On trips to New Orleans, Louisiana, and Boulder, Colorado, I’ve been impressed by their Pedestrian Malls: Bourbon Street and Pearl Street, respectively. These malls are filled with bars, restaurants, small businesses and people from across the country and the world. Both are often among the biggest tourist attractions in a city and are beloved by locals. Other cities of comparable size to Minneapolis like Madison (State Street), Austin (6th Street), and Seattle (Pioneer Square) have vibrant nightlife scenes along their Pedestrian Malls. Recent outings to Art-A-Whirl, where many streets are closed for the weekend, and Open Streets Lyndale, where Lyndale Avenue South is closed for a few hours on a Saturday, have shown the viability of this idea for Minneapolis. Other streets around Minneapolis like Nicolet Avenue, Minnehaha Avenue, East Lake Street and West Broadway Avenue participate in Open Streets Minneapolis as well. These events draw tens of thousands of people to their respective areas of the city and showcase the best their neighborhoods have to offer. It’s clear Minneapolis residents love these events and are hungry to attend when the opportunity presents itself. Imagine the vibrancy and excitement if there was an area where cars were permanently excluded.
Readers might be quick to point out that Minneapolis technically already has a Pedestrian Mall, Nicollet Mall in downtown. However, there are a couple of key problems with Nicollet Mall. First, the street still allows bus traffic. I am a huge supporter and advocate for public transit but allowing vehicles of any kind on a Pedestrian Mall defeats the purpose. Next are the skyways. Others have already pointed out how skyways move traffic from street level to the skyway level, decreasing street level pedestrian traffic. With the abundance of skyways in downtown, it’s difficult to encourage people to use a Pedestrian Mall, no matter how nice it is.
Other areas of the city that already have a vibrant nightlife and people-centered businesses would be a better fit for a Pedestrian Mall. Year after year I see Art-A-Whirl as a great success that highlights a vibrant and unique area of Minneapolis. I would propose the NE Arts District as an area for a new Pedestrian Mall. More specifically, Quincy Street NE from Broadway Street NE to NE 15th Avenue. This stretch of Quincy already has two thriving breweries, a popular restaurant, new event space, galleries and several small businesses. This street, even with cars, is much more inviting than Nicollet Mall downtown. A street like this with already thriving businesses and nightlife would likely find immediate success as a Pedestrian Mall.
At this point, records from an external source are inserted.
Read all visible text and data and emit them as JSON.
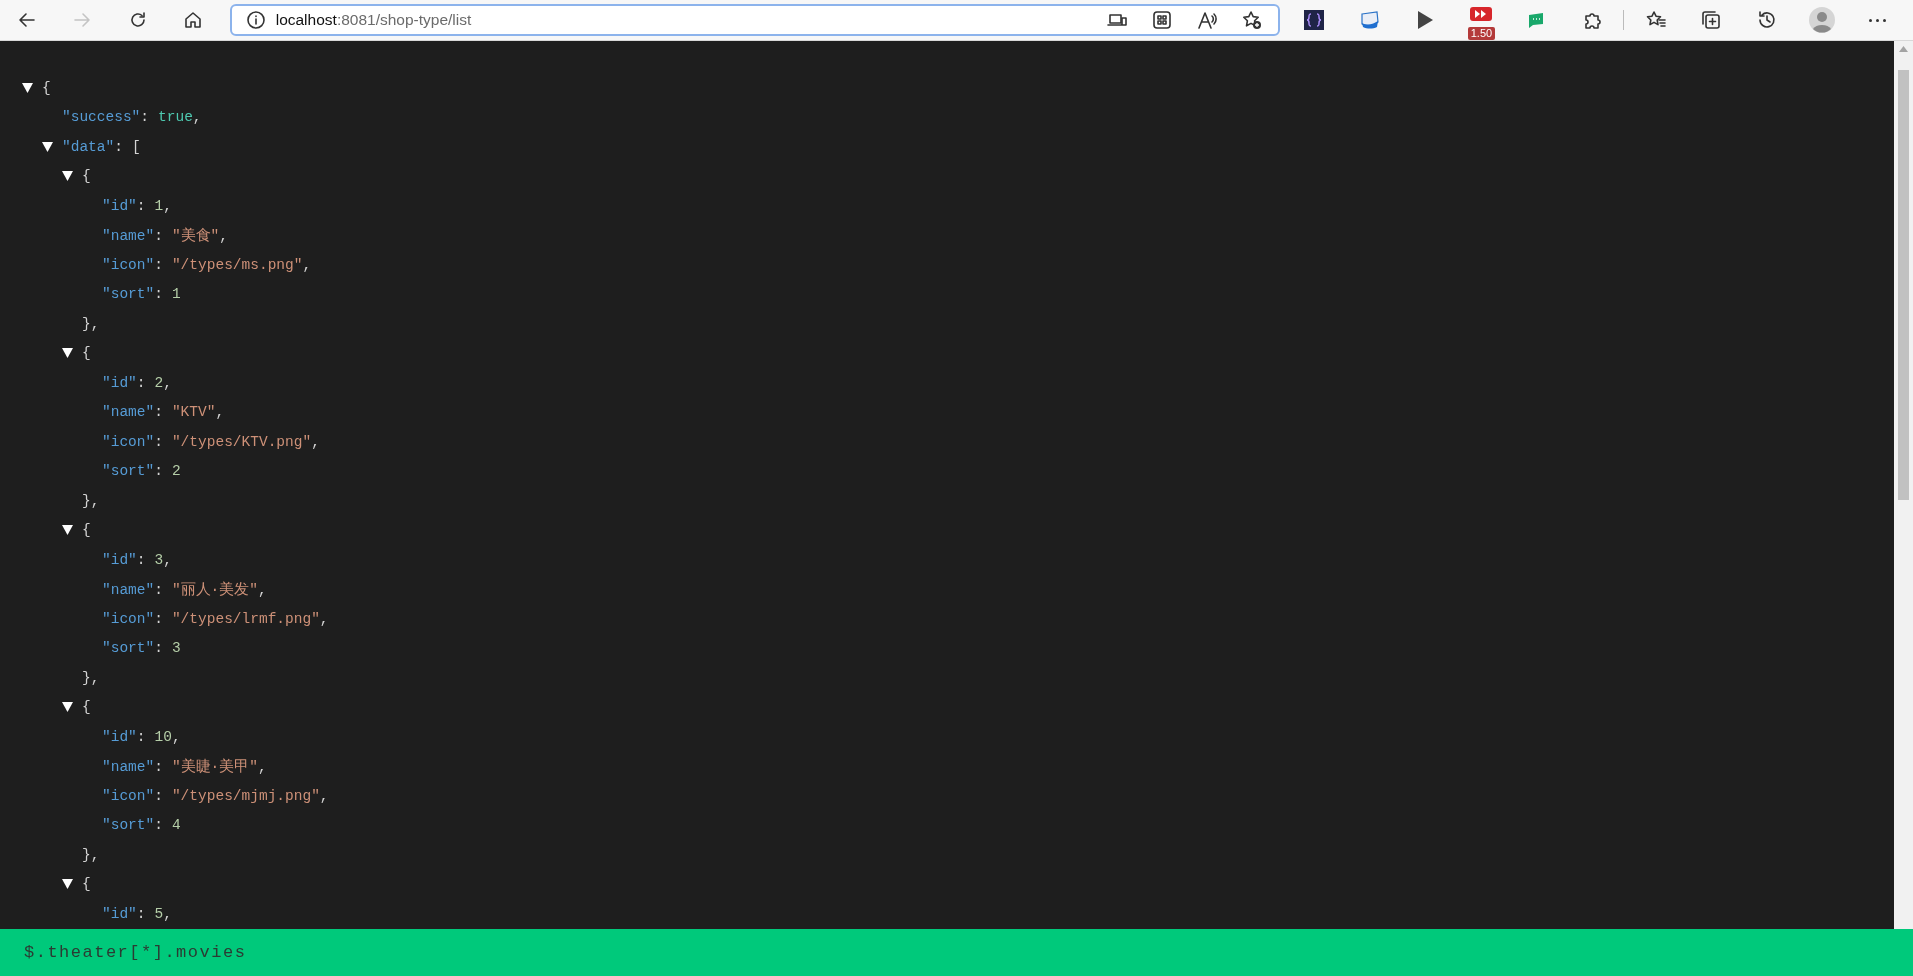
{
  "browser": {
    "url_host": "localhost",
    "url_path": ":8081/shop-type/list",
    "forward_disabled": true,
    "speed_badge": "1.50"
  },
  "document": {
    "root": {
      "expanded": true,
      "open": "{",
      "children": [
        {
          "key": "\"success\"",
          "sep": ":",
          "value": "true",
          "kind": "boolean",
          "end": ","
        },
        {
          "key": "\"data\"",
          "sep": ":",
          "expanded": true,
          "open": "[",
          "children": [
            {
              "expanded": true,
              "open": "{",
              "close": "},",
              "children": [
                {
                  "key": "\"id\"",
                  "sep": ":",
                  "value": "1",
                  "kind": "number",
                  "end": ","
                },
                {
                  "key": "\"name\"",
                  "sep": ":",
                  "value": "\"美食\"",
                  "kind": "string",
                  "end": ","
                },
                {
                  "key": "\"icon\"",
                  "sep": ":",
                  "value": "\"/types/ms.png\"",
                  "kind": "string",
                  "end": ","
                },
                {
                  "key": "\"sort\"",
                  "sep": ":",
                  "value": "1",
                  "kind": "number"
                }
              ]
            },
            {
              "expanded": true,
              "open": "{",
              "close": "},",
              "children": [
                {
                  "key": "\"id\"",
                  "sep": ":",
                  "value": "2",
                  "kind": "number",
                  "end": ","
                },
                {
                  "key": "\"name\"",
                  "sep": ":",
                  "value": "\"KTV\"",
                  "kind": "string",
                  "end": ","
                },
                {
                  "key": "\"icon\"",
                  "sep": ":",
                  "value": "\"/types/KTV.png\"",
                  "kind": "string",
                  "end": ","
                },
                {
                  "key": "\"sort\"",
                  "sep": ":",
                  "value": "2",
                  "kind": "number"
                }
              ]
            },
            {
              "expanded": true,
              "open": "{",
              "close": "},",
              "children": [
                {
                  "key": "\"id\"",
                  "sep": ":",
                  "value": "3",
                  "kind": "number",
                  "end": ","
                },
                {
                  "key": "\"name\"",
                  "sep": ":",
                  "value": "\"丽人·美发\"",
                  "kind": "string",
                  "end": ","
                },
                {
                  "key": "\"icon\"",
                  "sep": ":",
                  "value": "\"/types/lrmf.png\"",
                  "kind": "string",
                  "end": ","
                },
                {
                  "key": "\"sort\"",
                  "sep": ":",
                  "value": "3",
                  "kind": "number"
                }
              ]
            },
            {
              "expanded": true,
              "open": "{",
              "close": "},",
              "children": [
                {
                  "key": "\"id\"",
                  "sep": ":",
                  "value": "10",
                  "kind": "number",
                  "end": ","
                },
                {
                  "key": "\"name\"",
                  "sep": ":",
                  "value": "\"美睫·美甲\"",
                  "kind": "string",
                  "end": ","
                },
                {
                  "key": "\"icon\"",
                  "sep": ":",
                  "value": "\"/types/mjmj.png\"",
                  "kind": "string",
                  "end": ","
                },
                {
                  "key": "\"sort\"",
                  "sep": ":",
                  "value": "4",
                  "kind": "number"
                }
              ]
            },
            {
              "expanded": true,
              "open": "{",
              "children": [
                {
                  "key": "\"id\"",
                  "sep": ":",
                  "value": "5",
                  "kind": "number",
                  "end": ","
                }
              ]
            }
          ]
        }
      ]
    }
  },
  "status_bar": {
    "path": "$.theater[*].movies"
  }
}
Minneapolis has a lot going for it. It seems new restaurants and cafes are popping up every weekend. For Minneapolis to compete against cities of similar size it’s time to develop a vibrant and bustling Pedestrian Mall that showcases the best Minneapolis has to offer.